Topeka Expect another knockdown, drag-out fight in the next legislative session over in-state tuition for some illegal immigrant students.
Only this time, the debate will be super-charged as it will occur before the entire state House and Senate face the voters in 2008.
In a recent talk to Republicans, House Speaker Melvin Neufeld, R-Ingalls, said the GOP House leadership would push a sweeping bill related to immigrants, which would include repeal of the in-state tuition provision.
"It's the most ludicrous idea that anybody ever came up with," Neufeld said of the 2004 law.
The law allows some illegal immigrants to pay the same lower tuition rates as legal Kansans at state universities, community colleges and vocational schools. The student must have lived in Kansas at least three years, graduated from a Kansas high school, and seek or promise to seek legal status.
Last fall, 169 students enrolled under the provision, according to the Kansas Board of Regents.

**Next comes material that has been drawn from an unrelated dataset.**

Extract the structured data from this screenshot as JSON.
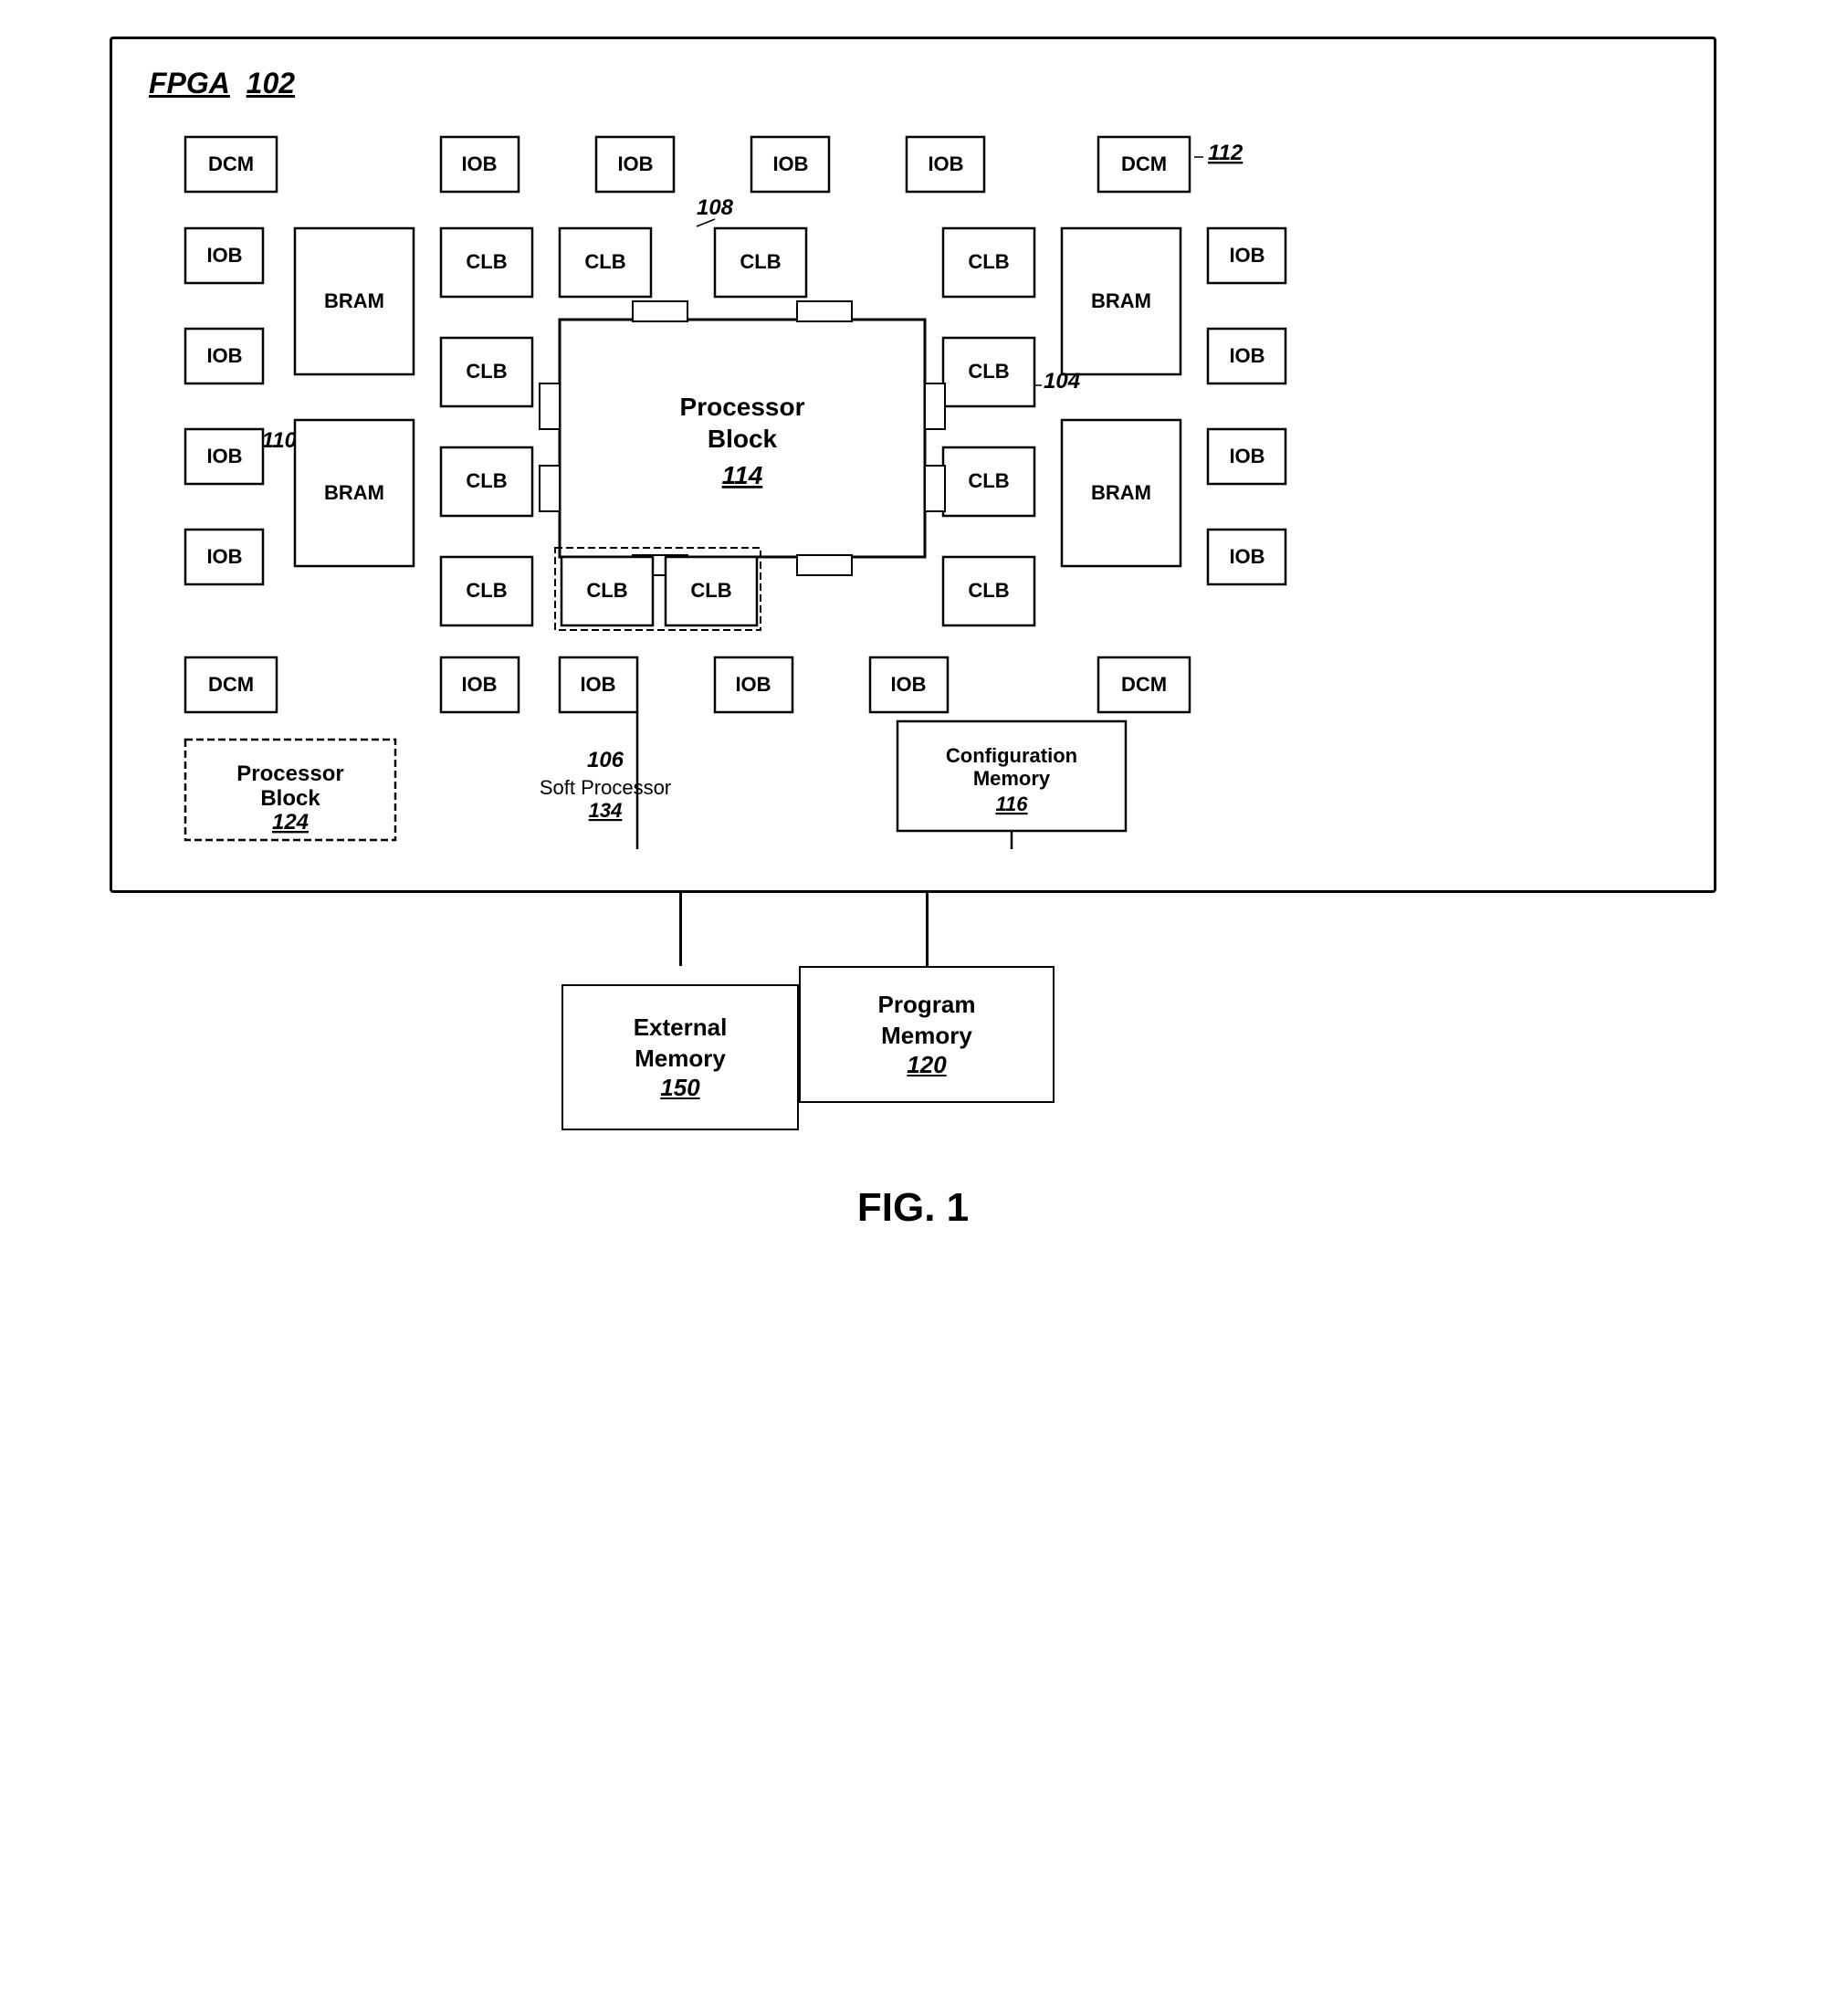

Of those, 29 were enrolled in public universities, including eight at Kansas University, 130 at community colleges and 10 at technical schools and colleges.
But since its passage, the law has been under attack from legislators who say it creates an incentive for immigrants to come to Kansas illegally.
Supporters of the law, however, say many of the students benefiting from it have lived in the state almost all their lives after having been brought here by their parents.
Gov. Kathleen Sebelius, who signed the measure into law, defends it as good for the economy.
"We need the best-trained work force in the world, and kids who are in this state and graduated from Kansas schools we want to encourage to go to college," Sebelius said.
There have been numerous attempts in the House to repeal the law, but none has passed.
Sebelius said some are trying to exploit the issue for political reasons.
"Unfortunately, it is less about the policy and the money - because there are relatively a small number of students - and more about trying to drive a wedge, trying to make this issue barring some Kansas students from higher education in order to get a political gain, and I think that is terribly unfortunate," she said.
Sheri Steisel, a policy analyst on immigration issues with the National Conference of State Legislatures, said Kansas is typical of states wrestling with immigration issues.
Absent a consistent federal policy on illegal immigration, the states have stepped into the breach, crafting legislation specifically for their perceived needs, she said.
"The legislative activity has been extraordinary," she said.
State legislatures introduced 1,404 measures on immigrants and immigration this year, about 2 1/2 times more than last year, according to a conference report.
Ten states, including Kansas, have in-state tuition laws.
"States are identifying similar issues but coming up with different policy solutions. Absent a national solution, states are doing what they feel is representing their constituents," she said.